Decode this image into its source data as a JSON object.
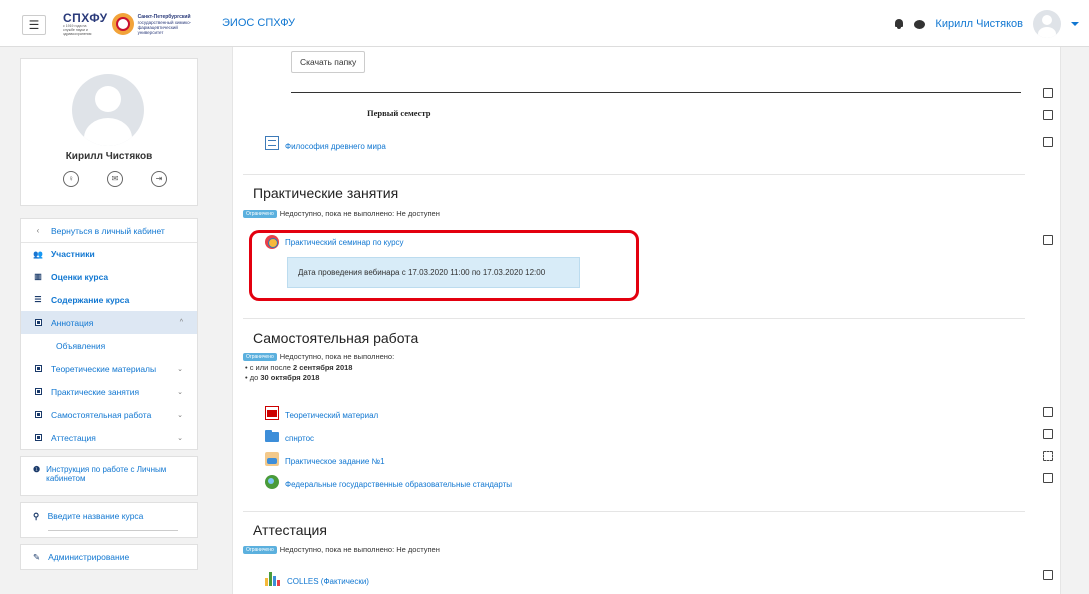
{
  "header": {
    "logo_abbr": "СПХФУ",
    "logo_tagline": "с 1919 года на службе науки и здравоохранения",
    "logo_university": "Санкт-Петербургский государственный химико-фармацевтический университет",
    "logo_university_title": "Санкт-Петербургский",
    "logo_university_rest": "государственный химико-фармацевтический университет",
    "site_name": "ЭИОС СПХФУ",
    "user_name": "Кирилл Чистяков"
  },
  "profile": {
    "name": "Кирилл Чистяков",
    "icons": [
      "profile-icon",
      "message-icon",
      "logout-icon"
    ]
  },
  "nav": {
    "back": "Вернуться в личный кабинет",
    "participants": "Участники",
    "grades": "Оценки курса",
    "contents": "Содержание курса",
    "annotation": "Аннотация",
    "announcements": "Объявления",
    "theory": "Теоретические материалы",
    "practice": "Практические занятия",
    "selfwork": "Самостоятельная работа",
    "attestation": "Аттестация"
  },
  "info": {
    "instruction": "Инструкция по работе с Личным кабинетом"
  },
  "search": {
    "placeholder": "Введите название курса"
  },
  "admin": {
    "label": "Администрирование"
  },
  "main": {
    "download_button": "Скачать папку",
    "semester_label": "Первый семестр",
    "philosophy_link": "Философия древнего мира",
    "practice": {
      "title": "Практические занятия",
      "badge": "Ограничено",
      "restriction": "Недоступно, пока не выполнено: Не доступен",
      "webinar_link": "Практический семинар по курсу",
      "webinar_dates": "Дата проведения вебинара с 17.03.2020 11:00 по 17.03.2020 12:00"
    },
    "selfwork": {
      "title": "Самостоятельная работа",
      "badge": "Ограничено",
      "restriction": "Недоступно, пока не выполнено:",
      "cond1_prefix": "с или после",
      "cond1_date": "2 сентября 2018",
      "cond2_prefix": "до",
      "cond2_date": "30 октября 2018",
      "items": [
        "Теоретический материал",
        "спнртос",
        "Практическое задание №1",
        "Федеральные государственные образовательные стандарты"
      ]
    },
    "attestation": {
      "title": "Аттестация",
      "badge": "Ограничено",
      "restriction": "Недоступно, пока не выполнено: Не доступен",
      "item": "COLLES (Фактически)"
    }
  },
  "colors": {
    "link": "#1177d1",
    "badge": "#5bb0de",
    "highlight_outline": "#e3000f",
    "webinar_box": "#d8ecf8"
  }
}
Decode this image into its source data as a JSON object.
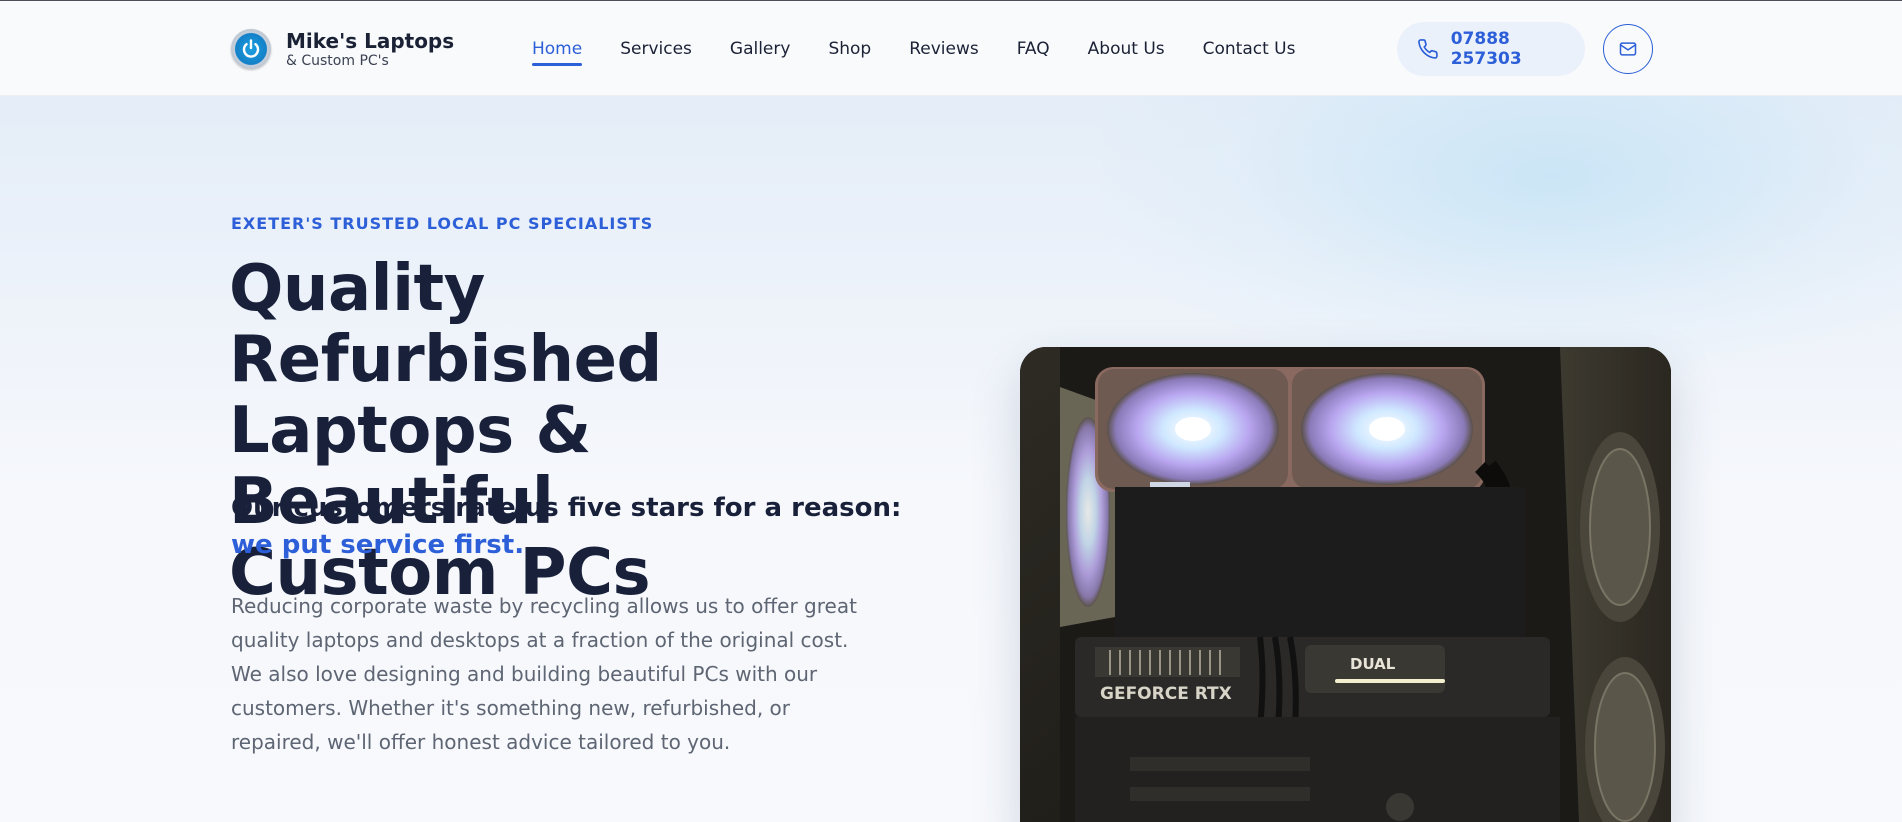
{
  "brand": {
    "name": "Mike's Laptops",
    "tagline": "& Custom PC's",
    "logo_icon": "power-icon"
  },
  "nav": {
    "items": [
      {
        "label": "Home",
        "active": true
      },
      {
        "label": "Services",
        "active": false
      },
      {
        "label": "Gallery",
        "active": false
      },
      {
        "label": "Shop",
        "active": false
      },
      {
        "label": "Reviews",
        "active": false
      },
      {
        "label": "FAQ",
        "active": false
      },
      {
        "label": "About Us",
        "active": false
      },
      {
        "label": "Contact Us",
        "active": false
      }
    ]
  },
  "contact": {
    "phone": "07888 257303",
    "phone_icon": "phone-icon",
    "mail_icon": "mail-icon"
  },
  "hero": {
    "eyebrow": "EXETER'S TRUSTED LOCAL PC SPECIALISTS",
    "title_line1": "Quality Refurbished",
    "title_line2": "Laptops & Beautiful",
    "title_line3": "Custom PCs",
    "lead": "Our customers rate us five stars for a reason: ",
    "lead_accent": "we put service first.",
    "body": "Reducing corporate waste by recycling allows us to offer great quality laptops and desktops at a fraction of the original cost. We also love designing and building beautiful PCs with our customers. Whether it's something new, refurbished, or repaired, we'll offer honest advice tailored to you.",
    "photo": {
      "subject": "custom PC interior with RGB fans and graphics card",
      "gpu_text_1": "GEFORCE RTX",
      "gpu_text_2": "DUAL"
    }
  },
  "colors": {
    "accent": "#2c5fd8",
    "heading": "#18203a",
    "body": "#5e6573",
    "pill_bg": "#ebf1fb"
  }
}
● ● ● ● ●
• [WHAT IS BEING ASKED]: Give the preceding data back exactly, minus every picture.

• [EXERCISE ANSWER]:
Decode this image into its source data as a JSON object.
{
  "header": {
    "logo_abbr": "СПХФУ",
    "logo_tagline": "с 1919 года на службе науки и здравоохранения",
    "logo_university": "Санкт-Петербургский государственный химико-фармацевтический университет",
    "logo_university_title": "Санкт-Петербургский",
    "logo_university_rest": "государственный химико-фармацевтический университет",
    "site_name": "ЭИОС СПХФУ",
    "user_name": "Кирилл Чистяков"
  },
  "profile": {
    "name": "Кирилл Чистяков",
    "icons": [
      "profile-icon",
      "message-icon",
      "logout-icon"
    ]
  },
  "nav": {
    "back": "Вернуться в личный кабинет",
    "participants": "Участники",
    "grades": "Оценки курса",
    "contents": "Содержание курса",
    "annotation": "Аннотация",
    "announcements": "Объявления",
    "theory": "Теоретические материалы",
    "practice": "Практические занятия",
    "selfwork": "Самостоятельная работа",
    "attestation": "Аттестация"
  },
  "info": {
    "instruction": "Инструкция по работе с Личным кабинетом"
  },
  "search": {
    "placeholder": "Введите название курса"
  },
  "admin": {
    "label": "Администрирование"
  },
  "main": {
    "download_button": "Скачать папку",
    "semester_label": "Первый семестр",
    "philosophy_link": "Философия древнего мира",
    "practice": {
      "title": "Практические занятия",
      "badge": "Ограничено",
      "restriction": "Недоступно, пока не выполнено: Не доступен",
      "webinar_link": "Практический семинар по курсу",
      "webinar_dates": "Дата проведения вебинара с 17.03.2020 11:00 по 17.03.2020 12:00"
    },
    "selfwork": {
      "title": "Самостоятельная работа",
      "badge": "Ограничено",
      "restriction": "Недоступно, пока не выполнено:",
      "cond1_prefix": "с или после",
      "cond1_date": "2 сентября 2018",
      "cond2_prefix": "до",
      "cond2_date": "30 октября 2018",
      "items": [
        "Теоретический материал",
        "спнртос",
        "Практическое задание №1",
        "Федеральные государственные образовательные стандарты"
      ]
    },
    "attestation": {
      "title": "Аттестация",
      "badge": "Ограничено",
      "restriction": "Недоступно, пока не выполнено: Не доступен",
      "item": "COLLES (Фактически)"
    }
  },
  "colors": {
    "link": "#1177d1",
    "badge": "#5bb0de",
    "highlight_outline": "#e3000f",
    "webinar_box": "#d8ecf8"
  }
}
Decode this image into its source data as a JSON object.
{
  "brand": {
    "name": "Mike's Laptops",
    "tagline": "& Custom PC's",
    "logo_icon": "power-icon"
  },
  "nav": {
    "items": [
      {
        "label": "Home",
        "active": true
      },
      {
        "label": "Services",
        "active": false
      },
      {
        "label": "Gallery",
        "active": false
      },
      {
        "label": "Shop",
        "active": false
      },
      {
        "label": "Reviews",
        "active": false
      },
      {
        "label": "FAQ",
        "active": false
      },
      {
        "label": "About Us",
        "active": false
      },
      {
        "label": "Contact Us",
        "active": false
      }
    ]
  },
  "contact": {
    "phone": "07888 257303",
    "phone_icon": "phone-icon",
    "mail_icon": "mail-icon"
  },
  "hero": {
    "eyebrow": "EXETER'S TRUSTED LOCAL PC SPECIALISTS",
    "title_line1": "Quality Refurbished",
    "title_line2": "Laptops & Beautiful",
    "title_line3": "Custom PCs",
    "lead": "Our customers rate us five stars for a reason: ",
    "lead_accent": "we put service first.",
    "body": "Reducing corporate waste by recycling allows us to offer great quality laptops and desktops at a fraction of the original cost. We also love designing and building beautiful PCs with our customers. Whether it's something new, refurbished, or repaired, we'll offer honest advice tailored to you.",
    "photo": {
      "subject": "custom PC interior with RGB fans and graphics card",
      "gpu_text_1": "GEFORCE RTX",
      "gpu_text_2": "DUAL"
    }
  },
  "colors": {
    "accent": "#2c5fd8",
    "heading": "#18203a",
    "body": "#5e6573",
    "pill_bg": "#ebf1fb"
  }
}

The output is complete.